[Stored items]
◇ ◇ ◇ ◇ ◇

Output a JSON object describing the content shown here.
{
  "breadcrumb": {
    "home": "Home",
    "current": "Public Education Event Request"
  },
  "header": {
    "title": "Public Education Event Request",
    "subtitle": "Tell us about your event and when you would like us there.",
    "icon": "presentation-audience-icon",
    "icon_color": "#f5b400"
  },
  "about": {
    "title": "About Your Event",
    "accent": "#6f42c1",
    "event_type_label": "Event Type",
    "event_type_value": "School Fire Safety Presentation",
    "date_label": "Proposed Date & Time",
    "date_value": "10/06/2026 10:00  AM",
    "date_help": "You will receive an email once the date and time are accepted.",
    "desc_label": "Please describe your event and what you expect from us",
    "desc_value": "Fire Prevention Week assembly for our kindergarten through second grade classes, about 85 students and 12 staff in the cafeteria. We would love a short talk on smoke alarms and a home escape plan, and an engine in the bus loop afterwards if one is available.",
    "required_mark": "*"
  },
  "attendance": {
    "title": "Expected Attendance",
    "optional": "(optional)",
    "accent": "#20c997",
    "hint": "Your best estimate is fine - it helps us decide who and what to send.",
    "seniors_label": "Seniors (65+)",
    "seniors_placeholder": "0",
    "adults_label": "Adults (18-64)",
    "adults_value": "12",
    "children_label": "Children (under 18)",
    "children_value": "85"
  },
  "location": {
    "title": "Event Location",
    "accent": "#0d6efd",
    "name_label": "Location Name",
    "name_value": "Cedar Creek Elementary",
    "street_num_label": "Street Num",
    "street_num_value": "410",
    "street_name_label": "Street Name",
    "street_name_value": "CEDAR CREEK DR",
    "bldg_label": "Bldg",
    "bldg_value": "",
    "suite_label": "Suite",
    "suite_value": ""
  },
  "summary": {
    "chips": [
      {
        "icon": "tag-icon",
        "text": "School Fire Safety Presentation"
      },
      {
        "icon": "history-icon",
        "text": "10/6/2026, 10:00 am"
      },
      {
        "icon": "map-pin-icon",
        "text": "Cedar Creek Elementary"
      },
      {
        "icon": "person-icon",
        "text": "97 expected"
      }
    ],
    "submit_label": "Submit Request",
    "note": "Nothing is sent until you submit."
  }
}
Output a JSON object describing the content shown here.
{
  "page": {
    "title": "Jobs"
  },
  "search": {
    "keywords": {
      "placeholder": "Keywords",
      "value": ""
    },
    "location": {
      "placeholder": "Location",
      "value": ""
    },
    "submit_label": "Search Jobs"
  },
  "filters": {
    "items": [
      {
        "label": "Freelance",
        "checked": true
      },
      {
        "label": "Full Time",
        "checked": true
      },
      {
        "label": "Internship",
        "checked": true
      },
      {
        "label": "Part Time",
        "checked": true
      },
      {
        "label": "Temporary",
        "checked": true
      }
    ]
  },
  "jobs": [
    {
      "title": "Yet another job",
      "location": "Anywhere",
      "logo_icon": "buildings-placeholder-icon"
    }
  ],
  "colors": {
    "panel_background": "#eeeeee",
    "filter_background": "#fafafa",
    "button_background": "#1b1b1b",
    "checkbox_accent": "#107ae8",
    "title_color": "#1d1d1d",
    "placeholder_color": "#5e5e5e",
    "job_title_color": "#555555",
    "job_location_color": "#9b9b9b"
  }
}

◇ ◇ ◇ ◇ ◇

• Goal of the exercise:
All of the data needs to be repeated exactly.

• Task response:
Output a JSON object describing the content shown here.
{
  "breadcrumb": {
    "home": "Home",
    "current": "Public Education Event Request"
  },
  "header": {
    "title": "Public Education Event Request",
    "subtitle": "Tell us about your event and when you would like us there.",
    "icon": "presentation-audience-icon",
    "icon_color": "#f5b400"
  },
  "about": {
    "title": "About Your Event",
    "accent": "#6f42c1",
    "event_type_label": "Event Type",
    "event_type_value": "School Fire Safety Presentation",
    "date_label": "Proposed Date & Time",
    "date_value": "10/06/2026 10:00  AM",
    "date_help": "You will receive an email once the date and time are accepted.",
    "desc_label": "Please describe your event and what you expect from us",
    "desc_value": "Fire Prevention Week assembly for our kindergarten through second grade classes, about 85 students and 12 staff in the cafeteria. We would love a short talk on smoke alarms and a home escape plan, and an engine in the bus loop afterwards if one is available.",
    "required_mark": "*"
  },
  "attendance": {
    "title": "Expected Attendance",
    "optional": "(optional)",
    "accent": "#20c997",
    "hint": "Your best estimate is fine - it helps us decide who and what to send.",
    "seniors_label": "Seniors (65+)",
    "seniors_placeholder": "0",
    "adults_label": "Adults (18-64)",
    "adults_value": "12",
    "children_label": "Children (under 18)",
    "children_value": "85"
  },
  "location": {
    "title": "Event Location",
    "accent": "#0d6efd",
    "name_label": "Location Name",
    "name_value": "Cedar Creek Elementary",
    "street_num_label": "Street Num",
    "street_num_value": "410",
    "street_name_label": "Street Name",
    "street_name_value": "CEDAR CREEK DR",
    "bldg_label": "Bldg",
    "bldg_value": "",
    "suite_label": "Suite",
    "suite_value": ""
  },
  "summary": {
    "chips": [
      {
        "icon": "tag-icon",
        "text": "School Fire Safety Presentation"
      },
      {
        "icon": "history-icon",
        "text": "10/6/2026, 10:00 am"
      },
      {
        "icon": "map-pin-icon",
        "text": "Cedar Creek Elementary"
      },
      {
        "icon": "person-icon",
        "text": "97 expected"
      }
    ],
    "submit_label": "Submit Request",
    "note": "Nothing is sent until you submit."
  }
}
Output a JSON object describing the content shown here.
{
  "page": {
    "title": "Jobs"
  },
  "search": {
    "keywords": {
      "placeholder": "Keywords",
      "value": ""
    },
    "location": {
      "placeholder": "Location",
      "value": ""
    },
    "submit_label": "Search Jobs"
  },
  "filters": {
    "items": [
      {
        "label": "Freelance",
        "checked": true
      },
      {
        "label": "Full Time",
        "checked": true
      },
      {
        "label": "Internship",
        "checked": true
      },
      {
        "label": "Part Time",
        "checked": true
      },
      {
        "label": "Temporary",
        "checked": true
      }
    ]
  },
  "jobs": [
    {
      "title": "Yet another job",
      "location": "Anywhere",
      "logo_icon": "buildings-placeholder-icon"
    }
  ],
  "colors": {
    "panel_background": "#eeeeee",
    "filter_background": "#fafafa",
    "button_background": "#1b1b1b",
    "checkbox_accent": "#107ae8",
    "title_color": "#1d1d1d",
    "placeholder_color": "#5e5e5e",
    "job_title_color": "#555555",
    "job_location_color": "#9b9b9b"
  }
}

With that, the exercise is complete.